▼
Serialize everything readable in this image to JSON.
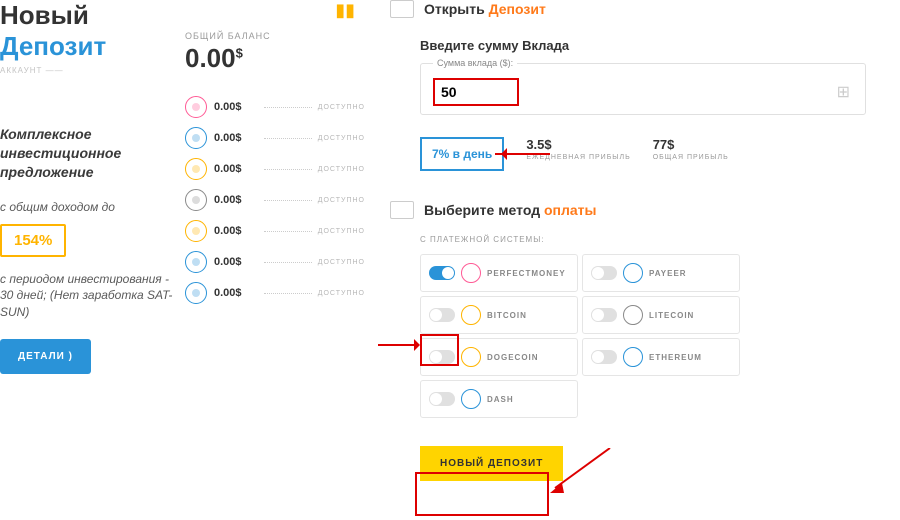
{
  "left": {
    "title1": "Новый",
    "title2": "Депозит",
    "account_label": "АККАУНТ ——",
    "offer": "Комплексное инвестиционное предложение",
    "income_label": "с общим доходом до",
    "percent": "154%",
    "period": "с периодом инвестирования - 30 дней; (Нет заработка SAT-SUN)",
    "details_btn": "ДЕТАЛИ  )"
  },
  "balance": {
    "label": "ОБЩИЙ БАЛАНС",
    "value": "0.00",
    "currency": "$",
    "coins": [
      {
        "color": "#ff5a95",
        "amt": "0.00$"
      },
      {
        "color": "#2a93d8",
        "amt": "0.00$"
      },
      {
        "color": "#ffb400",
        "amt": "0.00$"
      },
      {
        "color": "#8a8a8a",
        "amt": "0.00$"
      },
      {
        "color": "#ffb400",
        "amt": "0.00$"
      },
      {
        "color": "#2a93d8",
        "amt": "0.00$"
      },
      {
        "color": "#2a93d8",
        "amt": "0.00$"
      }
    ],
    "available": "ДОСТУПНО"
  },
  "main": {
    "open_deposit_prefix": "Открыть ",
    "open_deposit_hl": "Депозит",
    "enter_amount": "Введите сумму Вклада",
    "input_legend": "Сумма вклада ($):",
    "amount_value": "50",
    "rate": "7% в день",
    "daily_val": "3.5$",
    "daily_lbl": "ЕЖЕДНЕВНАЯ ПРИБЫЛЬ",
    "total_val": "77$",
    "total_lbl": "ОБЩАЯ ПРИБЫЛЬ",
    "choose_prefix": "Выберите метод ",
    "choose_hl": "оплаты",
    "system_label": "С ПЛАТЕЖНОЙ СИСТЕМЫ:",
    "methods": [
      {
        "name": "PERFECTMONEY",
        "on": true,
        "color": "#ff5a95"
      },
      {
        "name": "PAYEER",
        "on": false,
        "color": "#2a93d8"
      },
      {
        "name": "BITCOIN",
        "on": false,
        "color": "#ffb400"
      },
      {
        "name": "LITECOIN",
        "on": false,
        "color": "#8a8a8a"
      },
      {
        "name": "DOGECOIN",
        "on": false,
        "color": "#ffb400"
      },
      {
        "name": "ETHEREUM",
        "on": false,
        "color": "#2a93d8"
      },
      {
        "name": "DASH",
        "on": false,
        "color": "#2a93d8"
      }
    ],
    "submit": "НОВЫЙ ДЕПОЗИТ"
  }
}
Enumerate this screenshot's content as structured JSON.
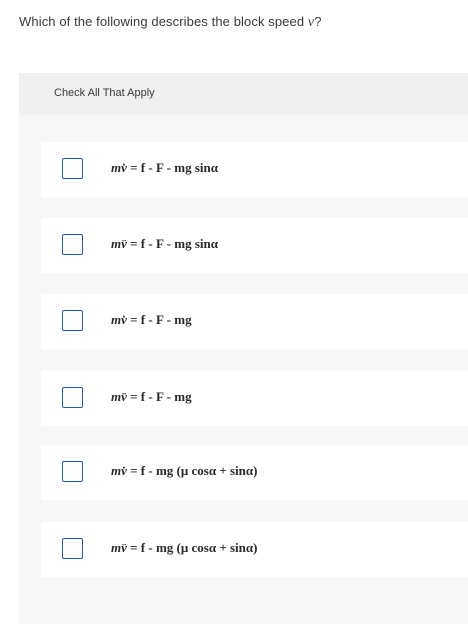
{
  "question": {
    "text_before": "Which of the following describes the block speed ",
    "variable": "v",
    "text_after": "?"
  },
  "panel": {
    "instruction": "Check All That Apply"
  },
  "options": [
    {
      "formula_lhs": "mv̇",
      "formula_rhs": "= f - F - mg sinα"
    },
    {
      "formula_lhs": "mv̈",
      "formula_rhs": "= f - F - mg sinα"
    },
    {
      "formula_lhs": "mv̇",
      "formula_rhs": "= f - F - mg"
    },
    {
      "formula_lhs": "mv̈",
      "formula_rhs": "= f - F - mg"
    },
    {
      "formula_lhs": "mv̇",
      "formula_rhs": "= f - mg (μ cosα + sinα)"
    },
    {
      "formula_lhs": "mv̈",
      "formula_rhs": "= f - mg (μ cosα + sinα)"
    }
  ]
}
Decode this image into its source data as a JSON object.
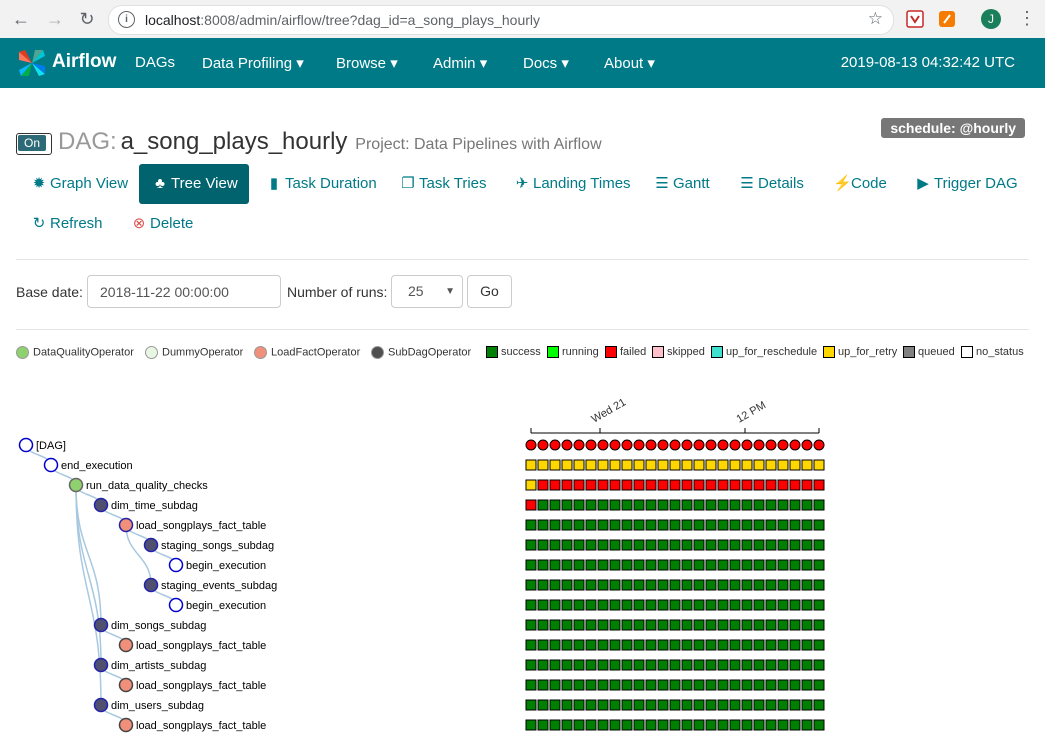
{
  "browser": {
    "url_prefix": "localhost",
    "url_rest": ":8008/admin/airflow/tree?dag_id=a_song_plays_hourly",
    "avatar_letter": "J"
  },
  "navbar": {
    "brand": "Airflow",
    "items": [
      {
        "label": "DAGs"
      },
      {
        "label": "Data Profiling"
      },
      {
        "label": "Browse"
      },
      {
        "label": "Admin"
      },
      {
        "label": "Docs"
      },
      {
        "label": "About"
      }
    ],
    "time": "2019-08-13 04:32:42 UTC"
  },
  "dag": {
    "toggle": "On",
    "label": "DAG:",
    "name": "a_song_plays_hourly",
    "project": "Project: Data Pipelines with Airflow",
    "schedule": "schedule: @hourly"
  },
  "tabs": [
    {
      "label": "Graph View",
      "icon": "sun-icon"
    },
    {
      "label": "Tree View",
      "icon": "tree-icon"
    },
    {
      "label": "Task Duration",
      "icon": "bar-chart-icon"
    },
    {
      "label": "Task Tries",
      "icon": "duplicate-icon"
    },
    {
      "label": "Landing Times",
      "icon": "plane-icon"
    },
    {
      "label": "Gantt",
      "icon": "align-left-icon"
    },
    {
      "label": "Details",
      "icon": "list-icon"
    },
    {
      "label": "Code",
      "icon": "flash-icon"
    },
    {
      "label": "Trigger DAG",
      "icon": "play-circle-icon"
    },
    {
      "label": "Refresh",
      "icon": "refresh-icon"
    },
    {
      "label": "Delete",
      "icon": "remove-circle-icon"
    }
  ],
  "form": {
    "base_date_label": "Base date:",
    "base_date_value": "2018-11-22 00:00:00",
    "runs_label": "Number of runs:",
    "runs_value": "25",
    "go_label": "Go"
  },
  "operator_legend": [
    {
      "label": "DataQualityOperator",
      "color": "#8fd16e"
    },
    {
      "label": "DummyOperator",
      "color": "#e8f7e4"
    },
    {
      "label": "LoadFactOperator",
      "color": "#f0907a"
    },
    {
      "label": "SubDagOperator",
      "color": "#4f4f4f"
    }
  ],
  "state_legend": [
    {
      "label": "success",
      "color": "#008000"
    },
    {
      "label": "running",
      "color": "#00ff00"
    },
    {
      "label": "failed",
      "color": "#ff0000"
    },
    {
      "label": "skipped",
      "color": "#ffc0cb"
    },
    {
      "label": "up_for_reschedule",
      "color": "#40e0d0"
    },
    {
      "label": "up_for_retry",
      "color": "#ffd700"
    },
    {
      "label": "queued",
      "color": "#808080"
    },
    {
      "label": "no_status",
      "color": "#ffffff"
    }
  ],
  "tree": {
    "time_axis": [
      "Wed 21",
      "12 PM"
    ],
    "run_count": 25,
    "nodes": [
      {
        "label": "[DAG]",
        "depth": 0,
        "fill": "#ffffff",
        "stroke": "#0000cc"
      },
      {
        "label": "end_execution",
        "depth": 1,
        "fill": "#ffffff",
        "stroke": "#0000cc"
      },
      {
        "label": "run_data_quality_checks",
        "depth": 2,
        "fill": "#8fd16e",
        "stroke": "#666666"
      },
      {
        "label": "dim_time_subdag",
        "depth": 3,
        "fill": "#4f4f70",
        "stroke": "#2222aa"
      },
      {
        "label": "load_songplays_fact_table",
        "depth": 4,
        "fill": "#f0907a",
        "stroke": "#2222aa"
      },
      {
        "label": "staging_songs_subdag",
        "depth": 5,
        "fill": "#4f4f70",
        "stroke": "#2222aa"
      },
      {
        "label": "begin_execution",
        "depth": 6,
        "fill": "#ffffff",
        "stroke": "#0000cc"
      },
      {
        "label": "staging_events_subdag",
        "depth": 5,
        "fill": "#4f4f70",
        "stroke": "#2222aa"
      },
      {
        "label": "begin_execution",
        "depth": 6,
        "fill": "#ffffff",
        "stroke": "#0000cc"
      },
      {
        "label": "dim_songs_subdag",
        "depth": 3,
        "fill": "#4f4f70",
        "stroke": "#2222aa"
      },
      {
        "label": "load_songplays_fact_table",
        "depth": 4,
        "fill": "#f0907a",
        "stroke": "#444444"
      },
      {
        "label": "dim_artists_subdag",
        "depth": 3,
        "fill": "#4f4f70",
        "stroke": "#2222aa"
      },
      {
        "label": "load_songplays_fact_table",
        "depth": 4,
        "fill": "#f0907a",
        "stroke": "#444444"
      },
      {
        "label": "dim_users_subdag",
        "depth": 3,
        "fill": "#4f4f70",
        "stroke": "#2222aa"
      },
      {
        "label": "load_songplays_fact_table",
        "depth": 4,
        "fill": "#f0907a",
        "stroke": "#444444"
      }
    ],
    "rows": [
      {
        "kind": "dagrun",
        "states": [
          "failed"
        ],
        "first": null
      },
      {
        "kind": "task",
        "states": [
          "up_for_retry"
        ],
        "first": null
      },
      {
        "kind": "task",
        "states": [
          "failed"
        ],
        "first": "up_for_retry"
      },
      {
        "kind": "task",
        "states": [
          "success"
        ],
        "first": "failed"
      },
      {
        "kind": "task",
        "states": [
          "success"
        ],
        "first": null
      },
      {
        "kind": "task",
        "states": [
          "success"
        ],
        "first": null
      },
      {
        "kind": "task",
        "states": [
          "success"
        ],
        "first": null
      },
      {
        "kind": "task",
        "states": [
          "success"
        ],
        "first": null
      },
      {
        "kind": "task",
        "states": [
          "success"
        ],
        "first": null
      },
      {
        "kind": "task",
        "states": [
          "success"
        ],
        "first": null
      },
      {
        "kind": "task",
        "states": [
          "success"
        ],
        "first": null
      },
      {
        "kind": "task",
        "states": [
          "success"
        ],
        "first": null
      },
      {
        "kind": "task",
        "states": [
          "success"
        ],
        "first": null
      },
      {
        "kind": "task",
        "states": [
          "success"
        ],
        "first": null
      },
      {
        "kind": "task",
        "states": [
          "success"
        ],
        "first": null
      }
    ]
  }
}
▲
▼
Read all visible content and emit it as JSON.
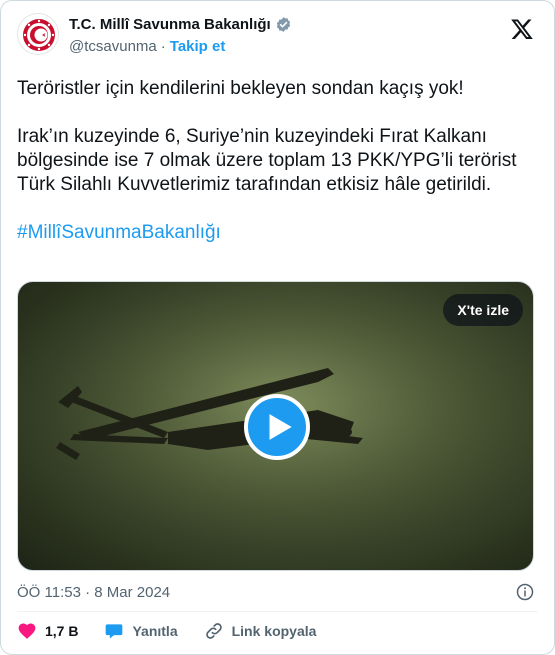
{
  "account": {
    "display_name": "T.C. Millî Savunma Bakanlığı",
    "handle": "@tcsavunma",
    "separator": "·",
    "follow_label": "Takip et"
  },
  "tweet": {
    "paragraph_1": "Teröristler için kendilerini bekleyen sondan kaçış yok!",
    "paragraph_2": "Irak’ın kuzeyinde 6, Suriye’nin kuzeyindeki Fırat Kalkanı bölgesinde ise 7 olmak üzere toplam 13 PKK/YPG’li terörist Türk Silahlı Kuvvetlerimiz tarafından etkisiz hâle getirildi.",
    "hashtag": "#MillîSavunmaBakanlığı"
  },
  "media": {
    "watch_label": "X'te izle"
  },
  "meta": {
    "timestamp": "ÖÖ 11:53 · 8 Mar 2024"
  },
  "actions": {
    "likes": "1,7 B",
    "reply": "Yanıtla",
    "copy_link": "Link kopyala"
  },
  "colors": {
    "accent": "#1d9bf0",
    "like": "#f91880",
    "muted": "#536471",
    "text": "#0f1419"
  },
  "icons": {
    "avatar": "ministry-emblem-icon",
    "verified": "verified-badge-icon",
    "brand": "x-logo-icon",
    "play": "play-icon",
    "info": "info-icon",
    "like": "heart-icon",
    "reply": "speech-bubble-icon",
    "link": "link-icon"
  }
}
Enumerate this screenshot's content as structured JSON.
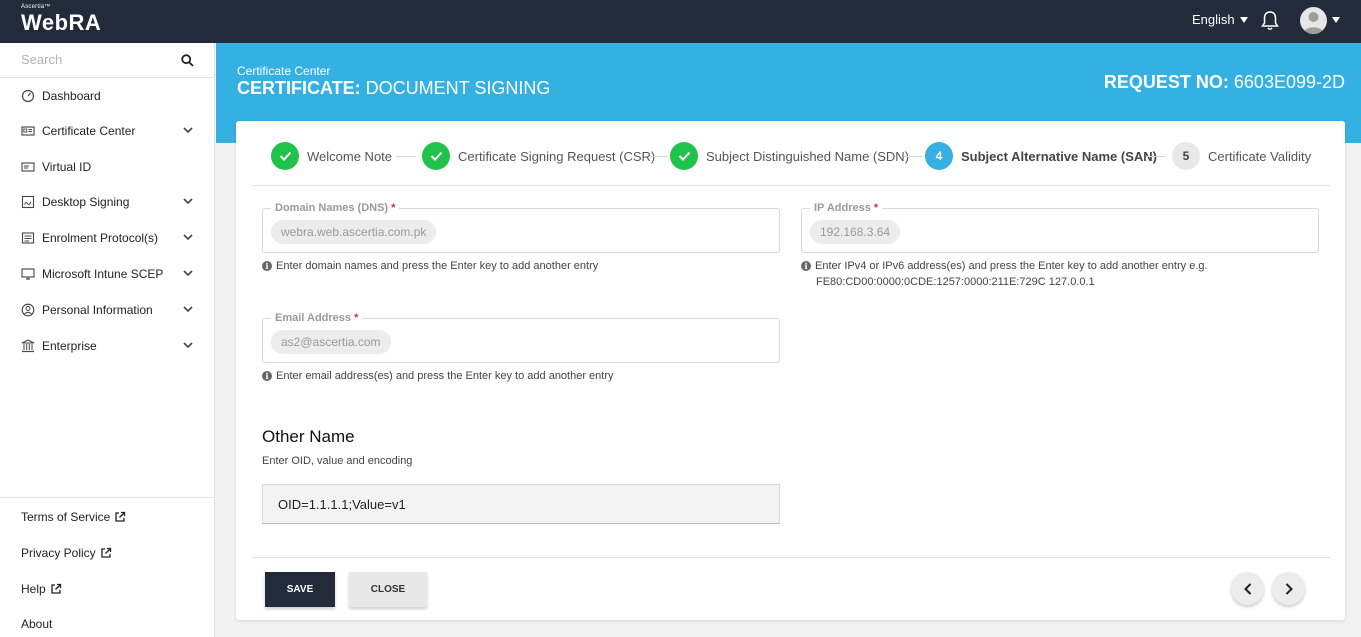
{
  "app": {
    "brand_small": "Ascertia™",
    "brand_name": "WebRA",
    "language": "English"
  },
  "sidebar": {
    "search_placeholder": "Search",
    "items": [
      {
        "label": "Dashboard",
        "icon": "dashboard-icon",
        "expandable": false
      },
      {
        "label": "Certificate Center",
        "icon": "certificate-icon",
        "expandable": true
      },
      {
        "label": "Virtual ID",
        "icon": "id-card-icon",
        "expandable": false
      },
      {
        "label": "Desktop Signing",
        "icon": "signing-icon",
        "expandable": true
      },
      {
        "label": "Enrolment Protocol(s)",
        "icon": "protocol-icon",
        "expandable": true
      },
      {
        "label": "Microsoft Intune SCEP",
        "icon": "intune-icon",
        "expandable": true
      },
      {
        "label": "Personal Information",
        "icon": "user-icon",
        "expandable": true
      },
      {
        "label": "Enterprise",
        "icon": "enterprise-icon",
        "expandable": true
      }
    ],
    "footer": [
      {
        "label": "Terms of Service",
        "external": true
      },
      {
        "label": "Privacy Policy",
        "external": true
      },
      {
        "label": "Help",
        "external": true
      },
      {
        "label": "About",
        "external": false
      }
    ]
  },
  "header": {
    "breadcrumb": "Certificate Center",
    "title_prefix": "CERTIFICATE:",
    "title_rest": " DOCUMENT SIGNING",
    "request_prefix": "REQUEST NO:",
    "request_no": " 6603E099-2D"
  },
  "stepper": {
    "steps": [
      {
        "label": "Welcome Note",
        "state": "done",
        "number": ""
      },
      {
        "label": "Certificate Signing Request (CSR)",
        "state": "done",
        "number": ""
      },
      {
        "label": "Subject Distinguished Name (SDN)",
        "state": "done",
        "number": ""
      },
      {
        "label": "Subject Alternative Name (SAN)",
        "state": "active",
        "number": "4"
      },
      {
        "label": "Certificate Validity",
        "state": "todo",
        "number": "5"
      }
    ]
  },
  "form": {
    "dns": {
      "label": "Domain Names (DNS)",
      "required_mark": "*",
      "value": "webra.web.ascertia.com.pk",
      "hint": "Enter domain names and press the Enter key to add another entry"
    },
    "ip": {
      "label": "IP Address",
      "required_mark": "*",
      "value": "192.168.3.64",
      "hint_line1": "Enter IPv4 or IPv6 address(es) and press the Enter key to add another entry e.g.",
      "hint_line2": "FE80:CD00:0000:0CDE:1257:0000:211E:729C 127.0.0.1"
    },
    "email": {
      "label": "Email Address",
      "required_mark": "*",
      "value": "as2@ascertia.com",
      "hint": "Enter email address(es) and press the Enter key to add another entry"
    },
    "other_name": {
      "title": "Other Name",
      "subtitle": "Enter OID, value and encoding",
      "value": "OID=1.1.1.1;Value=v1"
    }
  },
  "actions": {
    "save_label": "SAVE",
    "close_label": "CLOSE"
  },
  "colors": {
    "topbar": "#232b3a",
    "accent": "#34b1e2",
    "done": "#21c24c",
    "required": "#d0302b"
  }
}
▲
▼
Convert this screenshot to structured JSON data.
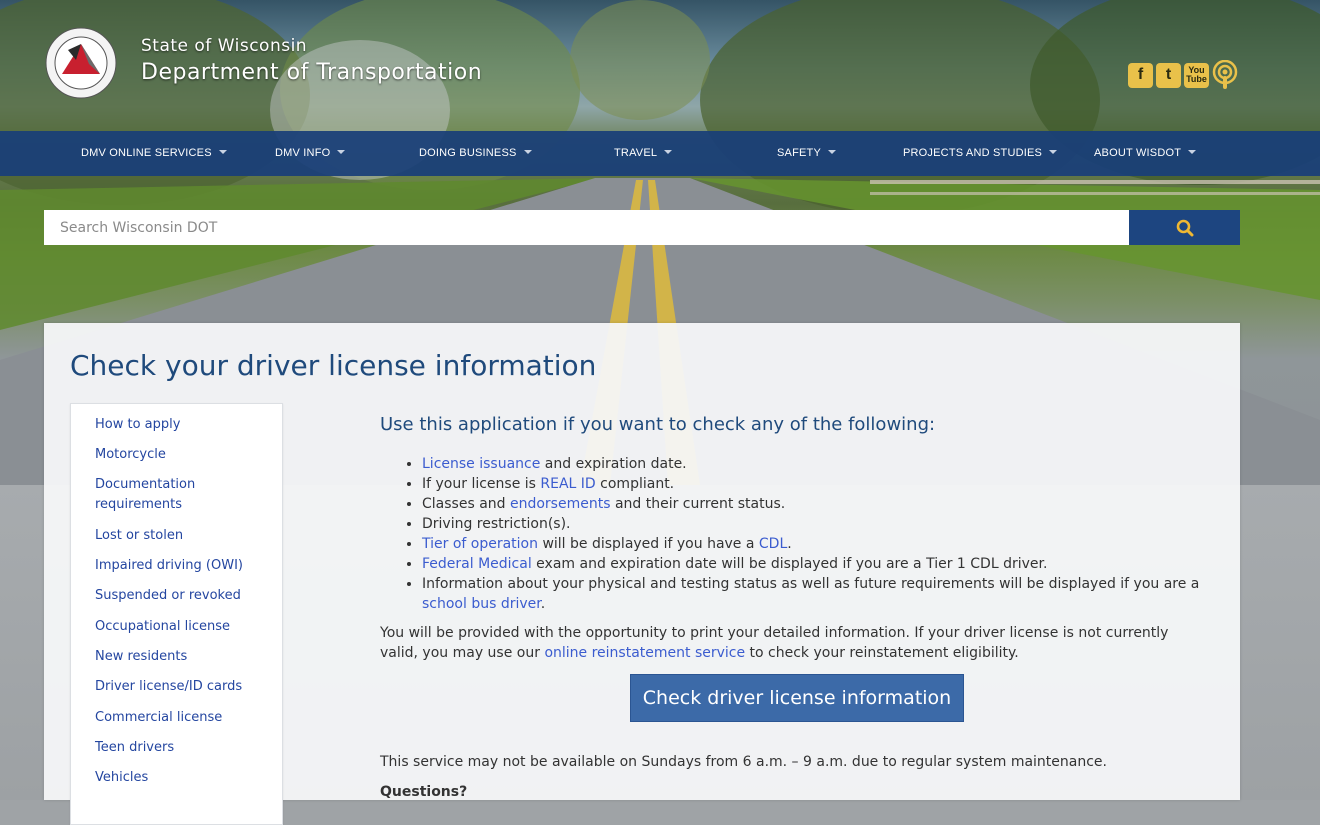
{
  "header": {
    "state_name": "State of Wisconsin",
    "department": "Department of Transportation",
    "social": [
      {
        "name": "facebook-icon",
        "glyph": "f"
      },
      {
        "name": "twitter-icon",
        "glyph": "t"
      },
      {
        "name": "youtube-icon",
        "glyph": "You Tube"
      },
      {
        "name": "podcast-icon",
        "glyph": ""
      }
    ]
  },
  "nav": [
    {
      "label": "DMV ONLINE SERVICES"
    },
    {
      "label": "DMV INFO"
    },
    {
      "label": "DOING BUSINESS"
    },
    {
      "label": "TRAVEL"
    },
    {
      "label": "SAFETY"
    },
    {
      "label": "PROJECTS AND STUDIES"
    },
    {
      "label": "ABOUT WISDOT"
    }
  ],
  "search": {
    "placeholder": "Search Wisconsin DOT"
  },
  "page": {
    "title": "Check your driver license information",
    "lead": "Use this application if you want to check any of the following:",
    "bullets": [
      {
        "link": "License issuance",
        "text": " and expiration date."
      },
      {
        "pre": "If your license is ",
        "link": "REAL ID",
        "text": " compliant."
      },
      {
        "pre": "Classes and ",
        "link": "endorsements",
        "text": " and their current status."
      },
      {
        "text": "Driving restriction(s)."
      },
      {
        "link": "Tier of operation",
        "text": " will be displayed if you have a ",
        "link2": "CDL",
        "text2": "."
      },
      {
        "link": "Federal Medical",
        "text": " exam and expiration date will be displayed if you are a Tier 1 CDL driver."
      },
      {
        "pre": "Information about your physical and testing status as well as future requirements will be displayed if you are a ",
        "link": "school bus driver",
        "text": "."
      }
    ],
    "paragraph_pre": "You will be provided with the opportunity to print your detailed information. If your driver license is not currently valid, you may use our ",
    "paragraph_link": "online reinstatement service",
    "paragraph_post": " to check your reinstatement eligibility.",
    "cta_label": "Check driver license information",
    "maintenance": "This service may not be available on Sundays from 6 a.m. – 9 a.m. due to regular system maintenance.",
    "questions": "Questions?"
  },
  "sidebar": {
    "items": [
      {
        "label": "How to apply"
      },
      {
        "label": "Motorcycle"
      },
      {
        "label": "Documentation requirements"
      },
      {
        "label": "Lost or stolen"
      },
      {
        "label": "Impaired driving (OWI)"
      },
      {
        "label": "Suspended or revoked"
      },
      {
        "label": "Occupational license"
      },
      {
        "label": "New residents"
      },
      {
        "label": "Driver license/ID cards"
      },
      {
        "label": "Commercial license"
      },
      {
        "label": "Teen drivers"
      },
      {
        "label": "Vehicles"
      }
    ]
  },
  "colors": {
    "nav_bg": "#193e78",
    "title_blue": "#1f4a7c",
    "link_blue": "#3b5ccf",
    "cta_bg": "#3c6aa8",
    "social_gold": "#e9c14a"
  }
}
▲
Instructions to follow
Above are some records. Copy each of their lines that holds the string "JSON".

Reply to the exercise
Serialize everything readable in this image to JSON.
Enumerate this screenshot's content as structured JSON.
Decode this image into its source data as a JSON object.
Read all visible content and emit it as JSON.
Enumerate this screenshot's content as structured JSON.
Convert this screenshot to structured JSON data.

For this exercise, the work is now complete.